Closely held firms encompass a vast range, from corporations with the potential to go public through family-owned firms, group-owned firms, private equity and hedge funds, to joint ventures and unlisted mass-privatized corporations with a relatively high number of shareholders.
The corporate governance of closely held companies has traditionally been concerned with protecting investors and creditors from managerial opportunism. However, the virtual elimination of the distinction between partnerships and corporations means that an effective legal governance framework must also offer mechanisms to protect shareholders from the misconduct of other shareholders.

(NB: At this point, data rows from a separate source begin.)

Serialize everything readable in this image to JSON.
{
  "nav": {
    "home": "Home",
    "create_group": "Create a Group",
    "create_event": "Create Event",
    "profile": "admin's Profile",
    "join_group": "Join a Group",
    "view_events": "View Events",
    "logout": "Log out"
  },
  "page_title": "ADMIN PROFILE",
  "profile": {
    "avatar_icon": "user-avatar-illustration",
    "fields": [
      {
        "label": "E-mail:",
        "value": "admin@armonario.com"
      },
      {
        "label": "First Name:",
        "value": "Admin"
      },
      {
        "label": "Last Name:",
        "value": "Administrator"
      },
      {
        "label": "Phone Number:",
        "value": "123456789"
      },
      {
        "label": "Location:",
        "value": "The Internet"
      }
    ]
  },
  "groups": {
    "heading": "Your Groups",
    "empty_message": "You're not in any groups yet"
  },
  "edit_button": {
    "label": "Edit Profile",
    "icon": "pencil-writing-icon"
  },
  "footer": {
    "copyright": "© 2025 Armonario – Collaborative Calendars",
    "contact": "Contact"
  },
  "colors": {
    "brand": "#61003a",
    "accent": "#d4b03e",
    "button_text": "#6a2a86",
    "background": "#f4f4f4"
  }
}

This volume first examines policy and economic measurements to develop a framework for understanding what constitutes good governance in closely held companies. Using this perspective, the authors then examine how control is gained in the various types of closely held firms and explore the mechanisms that contribute to the development of a modern and efficient governance framework for these companies. The book concludes with an exploration of how the closely held firm is likely to stimulate growth and extend innovation and development.